Few researchers have attempted to study personality before and after metamorphosis, says behavioral ecologist Alexander Wilson of the Leibniz-Institute of Freshwater Ecology and Inland Fisheries in Berlin. He says his new study of frogs, to be published later this month in Behavioral Ecology, is the first to tackle the question in vertebrates. It was hard, Wilson says, to find personality tests that would work well for tadpoles and frogs, which are like two distinct animals. "[They] reach a certain stage of their life and then, bam! They change into something completely different."

Wilson caught the study's 75 wild tadpoles in pools on the edge of a lake near Berlin. He then performed a series of underwater experiments, first on the tadpoles and then on the frogs they became. In one experiment, a test of exploratory tendencies, Wilson placed the tadpole or frog in a new tank and timed how long it took to move for the first time. In another experiment, a test of activeness, he measured what fraction of a 10-minute period the animal spent in motion. Afterward, he released the frogs near the places where he caught the tadpoles.

The data revealed consistencies in most of the amphibians' tested personality traits. In particular, the tadpoles that were more active and exploratory turned into frogs that were also more active and exploratory. Only one test—in which Wilson simulated a predator by squirting water at the animals -- revealed a personality shift; a tadpole that responded by freezing in place for a long time was just as likely to become a frog that resumed normal activities right away.

“This is just really surprising," Wilson says. "They're completely different as juveniles to what they are as adults … [but] there are some behaviors that are consistent."

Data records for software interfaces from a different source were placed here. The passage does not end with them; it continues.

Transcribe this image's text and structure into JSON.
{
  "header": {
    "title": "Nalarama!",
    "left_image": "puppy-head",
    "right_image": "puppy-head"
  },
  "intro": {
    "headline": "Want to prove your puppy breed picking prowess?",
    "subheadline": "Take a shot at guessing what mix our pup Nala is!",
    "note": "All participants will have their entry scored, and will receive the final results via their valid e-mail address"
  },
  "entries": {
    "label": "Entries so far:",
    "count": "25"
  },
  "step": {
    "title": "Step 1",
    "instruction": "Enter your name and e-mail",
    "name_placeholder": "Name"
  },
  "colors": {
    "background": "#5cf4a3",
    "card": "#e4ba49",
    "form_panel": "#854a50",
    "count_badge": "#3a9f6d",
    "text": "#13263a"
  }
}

The work may help settle a major debate about the underlying reason for personality, says behavioral ecologist Michael Taborsky of the University of Bern, who wasn’t involved in the study. Some scientists have argued that personality is an adaptation that helps animals to survive. In that case, it should change with metamorphosis, since the animal's whole world changes. Others say that personality is just a byproduct of the animal's physiology, in which case it would be more likely to remain consistent. A high metabolism, for example, could lead to an active personality, even if it tends to make an animal more visible to predators. The new study, Taborsky says, supports the latter idea. Personality may be nothing more than a side effect of life.